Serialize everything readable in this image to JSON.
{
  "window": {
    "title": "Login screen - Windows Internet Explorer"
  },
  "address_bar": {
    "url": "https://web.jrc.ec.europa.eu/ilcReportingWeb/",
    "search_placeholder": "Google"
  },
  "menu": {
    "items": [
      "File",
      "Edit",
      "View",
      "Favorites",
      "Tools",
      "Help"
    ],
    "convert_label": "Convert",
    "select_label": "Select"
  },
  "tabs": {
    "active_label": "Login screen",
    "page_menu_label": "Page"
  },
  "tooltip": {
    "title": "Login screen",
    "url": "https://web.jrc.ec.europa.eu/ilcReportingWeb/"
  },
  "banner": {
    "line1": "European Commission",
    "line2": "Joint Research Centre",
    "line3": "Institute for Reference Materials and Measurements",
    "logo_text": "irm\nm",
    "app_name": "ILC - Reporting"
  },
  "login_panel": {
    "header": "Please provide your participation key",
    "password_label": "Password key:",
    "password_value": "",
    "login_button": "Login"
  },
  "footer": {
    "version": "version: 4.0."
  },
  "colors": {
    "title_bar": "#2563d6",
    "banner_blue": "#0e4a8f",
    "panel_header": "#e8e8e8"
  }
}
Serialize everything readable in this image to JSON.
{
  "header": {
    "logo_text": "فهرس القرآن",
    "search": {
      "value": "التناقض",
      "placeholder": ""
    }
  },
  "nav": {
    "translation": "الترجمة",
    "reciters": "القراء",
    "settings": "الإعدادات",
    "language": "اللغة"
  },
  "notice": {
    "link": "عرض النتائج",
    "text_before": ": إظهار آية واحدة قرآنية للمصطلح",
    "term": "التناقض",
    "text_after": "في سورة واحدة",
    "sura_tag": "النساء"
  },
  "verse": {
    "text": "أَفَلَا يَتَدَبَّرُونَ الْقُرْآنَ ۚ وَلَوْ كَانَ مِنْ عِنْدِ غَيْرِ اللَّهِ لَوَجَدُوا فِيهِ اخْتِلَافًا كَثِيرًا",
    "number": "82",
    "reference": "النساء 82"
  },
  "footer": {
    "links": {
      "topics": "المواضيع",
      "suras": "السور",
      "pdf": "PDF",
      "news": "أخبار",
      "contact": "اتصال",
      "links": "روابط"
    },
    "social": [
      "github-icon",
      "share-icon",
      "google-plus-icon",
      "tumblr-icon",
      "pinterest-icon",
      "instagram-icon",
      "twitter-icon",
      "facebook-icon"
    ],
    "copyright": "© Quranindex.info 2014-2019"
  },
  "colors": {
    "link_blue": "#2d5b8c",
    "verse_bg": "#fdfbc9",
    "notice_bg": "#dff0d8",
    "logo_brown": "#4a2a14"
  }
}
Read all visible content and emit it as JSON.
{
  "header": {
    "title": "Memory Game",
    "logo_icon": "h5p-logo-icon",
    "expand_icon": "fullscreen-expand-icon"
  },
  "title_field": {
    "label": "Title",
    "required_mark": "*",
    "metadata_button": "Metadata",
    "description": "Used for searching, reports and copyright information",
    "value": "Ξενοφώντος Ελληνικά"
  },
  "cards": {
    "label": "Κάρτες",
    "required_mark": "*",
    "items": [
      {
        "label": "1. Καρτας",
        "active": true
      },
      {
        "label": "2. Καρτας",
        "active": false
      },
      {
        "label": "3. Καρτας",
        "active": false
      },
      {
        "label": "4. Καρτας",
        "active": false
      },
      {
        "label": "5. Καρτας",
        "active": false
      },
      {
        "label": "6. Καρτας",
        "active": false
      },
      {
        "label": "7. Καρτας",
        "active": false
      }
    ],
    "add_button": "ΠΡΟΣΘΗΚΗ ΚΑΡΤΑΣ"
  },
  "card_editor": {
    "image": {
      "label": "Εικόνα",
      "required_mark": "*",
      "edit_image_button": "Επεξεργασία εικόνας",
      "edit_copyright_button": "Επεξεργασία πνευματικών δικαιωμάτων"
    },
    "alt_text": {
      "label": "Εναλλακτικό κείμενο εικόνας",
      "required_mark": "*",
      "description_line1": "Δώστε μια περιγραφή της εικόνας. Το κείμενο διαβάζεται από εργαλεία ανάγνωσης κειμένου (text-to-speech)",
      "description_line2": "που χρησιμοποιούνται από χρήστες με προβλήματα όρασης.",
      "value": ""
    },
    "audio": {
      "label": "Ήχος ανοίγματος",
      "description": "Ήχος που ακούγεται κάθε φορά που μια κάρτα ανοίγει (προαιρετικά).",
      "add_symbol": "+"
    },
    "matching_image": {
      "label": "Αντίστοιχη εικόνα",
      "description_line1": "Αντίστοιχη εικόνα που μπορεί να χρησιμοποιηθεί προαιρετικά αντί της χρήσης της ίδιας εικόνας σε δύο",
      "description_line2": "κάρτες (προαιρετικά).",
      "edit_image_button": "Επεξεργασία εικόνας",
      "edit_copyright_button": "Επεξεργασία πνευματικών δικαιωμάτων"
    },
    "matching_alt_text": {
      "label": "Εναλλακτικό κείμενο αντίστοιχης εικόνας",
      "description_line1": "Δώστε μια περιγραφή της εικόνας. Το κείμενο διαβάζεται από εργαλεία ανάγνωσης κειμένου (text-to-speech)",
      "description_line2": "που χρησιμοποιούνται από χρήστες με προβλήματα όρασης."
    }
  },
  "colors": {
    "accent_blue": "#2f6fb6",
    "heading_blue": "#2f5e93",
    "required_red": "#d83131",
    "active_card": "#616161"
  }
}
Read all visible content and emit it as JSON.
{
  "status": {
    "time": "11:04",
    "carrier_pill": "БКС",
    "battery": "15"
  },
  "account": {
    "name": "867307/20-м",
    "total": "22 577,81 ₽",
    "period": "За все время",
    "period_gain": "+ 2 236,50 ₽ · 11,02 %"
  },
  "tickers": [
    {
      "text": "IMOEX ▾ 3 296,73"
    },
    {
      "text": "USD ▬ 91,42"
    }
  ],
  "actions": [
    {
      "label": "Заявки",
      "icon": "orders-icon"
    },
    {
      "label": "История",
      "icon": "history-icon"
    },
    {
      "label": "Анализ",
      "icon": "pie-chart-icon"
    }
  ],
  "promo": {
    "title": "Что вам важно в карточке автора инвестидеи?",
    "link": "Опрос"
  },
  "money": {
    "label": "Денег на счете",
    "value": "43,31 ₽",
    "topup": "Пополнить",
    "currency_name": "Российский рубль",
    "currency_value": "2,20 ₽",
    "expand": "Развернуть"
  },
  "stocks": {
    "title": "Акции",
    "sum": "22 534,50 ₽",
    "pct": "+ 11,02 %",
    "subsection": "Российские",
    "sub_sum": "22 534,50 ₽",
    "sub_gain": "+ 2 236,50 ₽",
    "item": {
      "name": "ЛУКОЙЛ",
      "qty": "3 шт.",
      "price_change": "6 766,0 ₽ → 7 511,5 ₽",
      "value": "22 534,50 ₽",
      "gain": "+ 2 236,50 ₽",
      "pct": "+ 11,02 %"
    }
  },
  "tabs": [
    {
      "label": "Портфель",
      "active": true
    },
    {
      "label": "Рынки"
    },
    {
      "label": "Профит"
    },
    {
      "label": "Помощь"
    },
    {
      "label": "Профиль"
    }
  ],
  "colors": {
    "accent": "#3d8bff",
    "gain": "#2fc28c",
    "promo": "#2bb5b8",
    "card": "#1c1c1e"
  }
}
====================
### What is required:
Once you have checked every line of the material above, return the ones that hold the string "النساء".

### Expected answer:
    "sura_tag": "النساء"
    "reference": "النساء 82"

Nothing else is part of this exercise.